At the check-in process for my own flight, I was especially polite and thoughtful in answering the questions related to my journey and personal details. I was prepared for the Columbo retort,” thank you sir; have a good flight.” “Oh! By the way, where you the one in the handicapped restroom near the Air Emirates gates?” I would try to run and would be tackled by a dozen plain-clothes Bobbies and MI-6 types meandering nearby in disguise as fellow passengers.

I boarded alone and seemingly unobserved. I sat in my window seat. I ate and drank everything offered to me. I complimented the flight attendant on the quality and quantity of food. I paid for in-flight WiFi service so that I could email the Chief Executive Officer of American Airlines with a list of members of the flight crew that I felt should be immediately promoted. While online, I donated my frequent flyer account balance to charity. I purchased 4 bottles of Duty-Free scotch. I’m trying to change my habits.

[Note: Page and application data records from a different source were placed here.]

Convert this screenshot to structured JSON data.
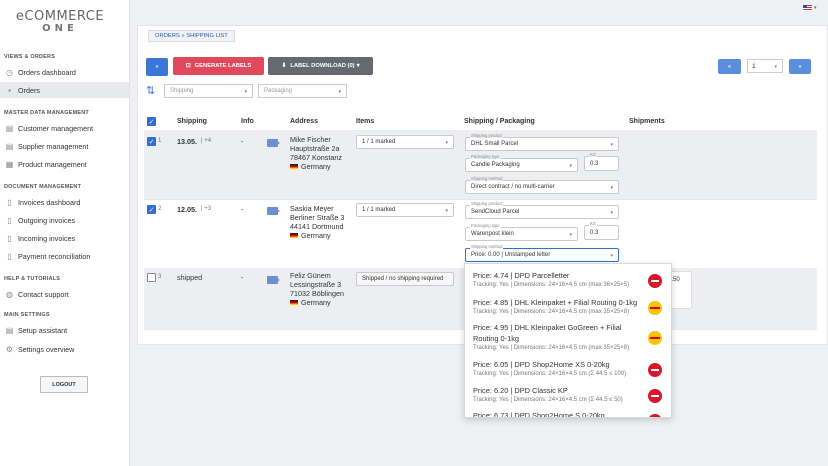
{
  "brand": {
    "line1": "eCOMMERCE",
    "line2": "ONE"
  },
  "sidebar": {
    "sections": [
      {
        "title": "VIEWS & ORDERS"
      },
      {
        "title": "MASTER DATA MANAGEMENT"
      },
      {
        "title": "DOCUMENT MANAGEMENT"
      },
      {
        "title": "HELP & TUTORIALS"
      },
      {
        "title": "MAIN SETTINGS"
      }
    ],
    "items": [
      {
        "label": "Orders dashboard",
        "icon": "dashboard-icon"
      },
      {
        "label": "Orders",
        "icon": "cart-icon"
      },
      {
        "label": "Customer management",
        "icon": "customer-icon"
      },
      {
        "label": "Supplier management",
        "icon": "supplier-icon"
      },
      {
        "label": "Product management",
        "icon": "product-icon"
      },
      {
        "label": "Invoices dashboard",
        "icon": "invoice-icon"
      },
      {
        "label": "Outgoing invoices",
        "icon": "outgoing-invoice-icon"
      },
      {
        "label": "Incoming invoices",
        "icon": "incoming-invoice-icon"
      },
      {
        "label": "Payment reconciliation",
        "icon": "payment-icon"
      },
      {
        "label": "Contact support",
        "icon": "support-icon"
      },
      {
        "label": "Setup assistant",
        "icon": "setup-icon"
      },
      {
        "label": "Settings overview",
        "icon": "settings-icon"
      }
    ],
    "logout": "LOGOUT"
  },
  "breadcrumb": "ORDERS » SHIPPING LIST",
  "toolbar": {
    "back": "«",
    "generate": "GENERATE LABELS",
    "download": "LABEL DOWNLOAD (0)",
    "download_caret": "▾",
    "page": "1",
    "page_caret": "▾",
    "first": "«",
    "next": "»"
  },
  "filters": {
    "sort_icon": "sort-icon",
    "shipping": "Shipping",
    "packaging": "Packaging"
  },
  "columns": [
    "Shipping",
    "Info",
    "Address",
    "Items",
    "Shipping / Packaging",
    "Shipments"
  ],
  "orders": [
    {
      "checked": true,
      "num": "1",
      "date": "13.05.",
      "extra": "| +4",
      "info": "-",
      "address": [
        "Mike Fischer",
        "Hauptstraße 2a",
        "78467 Konstanz",
        "Germany"
      ],
      "items": "1 / 1 marked",
      "product_label": "Shipping product",
      "product": "DHL Small Parcel",
      "packtype_label": "Packaging type",
      "packtype": "Candle Packaging",
      "kg_label": "KG",
      "kg": "0.3",
      "method_label": "Shipping method",
      "method": "Direct contract / no multi-carrier"
    },
    {
      "checked": true,
      "num": "2",
      "date": "12.05.",
      "extra": "| +3",
      "info": "-",
      "address": [
        "Saskia Meyer",
        "Berliner Straße 3",
        "44141 Dortmund",
        "Germany"
      ],
      "items": "1 / 1 marked",
      "product_label": "Shipping product",
      "product": "SendCloud Parcel",
      "packtype_label": "Packaging type",
      "packtype": "Warenpost klein",
      "kg_label": "KG",
      "kg": "0.3",
      "method_label": "Shipping method",
      "method": "Price: 0.00 | Unstamped letter"
    },
    {
      "checked": false,
      "num": "3",
      "date": "shipped",
      "info": "-",
      "address": [
        "Feliz Günem",
        "Lessingstraße 3",
        "71032 Böblingen",
        "Germany"
      ],
      "items": "Shipped / no shipping required"
    }
  ],
  "dropdown_options": [
    {
      "title": "Price: 4.74 | DPD Parcelletter",
      "sub": "Tracking: Yes | Dimensions: 24×16×4.5 cm (max 36×25×5)",
      "carrier": "dpd"
    },
    {
      "title": "Price: 4.85 | DHL Kleinpaket + Filial Routing 0-1kg",
      "sub": "Tracking: Yes | Dimensions: 24×16×4.5 cm (max 35×25×8)",
      "carrier": "dhl"
    },
    {
      "title": "Price: 4.95 | DHL Kleinpaket GoGreen + Filial Routing 0-1kg",
      "sub": "Tracking: Yes | Dimensions: 24×16×4.5 cm (max 35×25×8)",
      "carrier": "dhl"
    },
    {
      "title": "Price: 6.05 | DPD Shop2Home XS 0-20kg",
      "sub": "Tracking: Yes | Dimensions: 24×16×4.5 cm (Σ 44.5 ≤ 100)",
      "carrier": "dpd"
    },
    {
      "title": "Price: 6.20 | DPD Classic KP",
      "sub": "Tracking: Yes | Dimensions: 24×16×4.5 cm (Σ 44.5 ≤ 50)",
      "carrier": "dpd"
    },
    {
      "title": "Price: 6.73 | DPD Shop2Home S 0-20kg",
      "sub": "",
      "carrier": "dpd"
    }
  ],
  "peek": {
    "line1": "4.50",
    "line2": "0"
  },
  "colors": {
    "primary": "#3a78d8",
    "danger": "#e0485c",
    "dark": "#666a70",
    "dpd": "#d8162c",
    "dhl": "#f7c600"
  }
}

Business Opportunity advice from the Heathrow Express

Friday, November 25th, 2011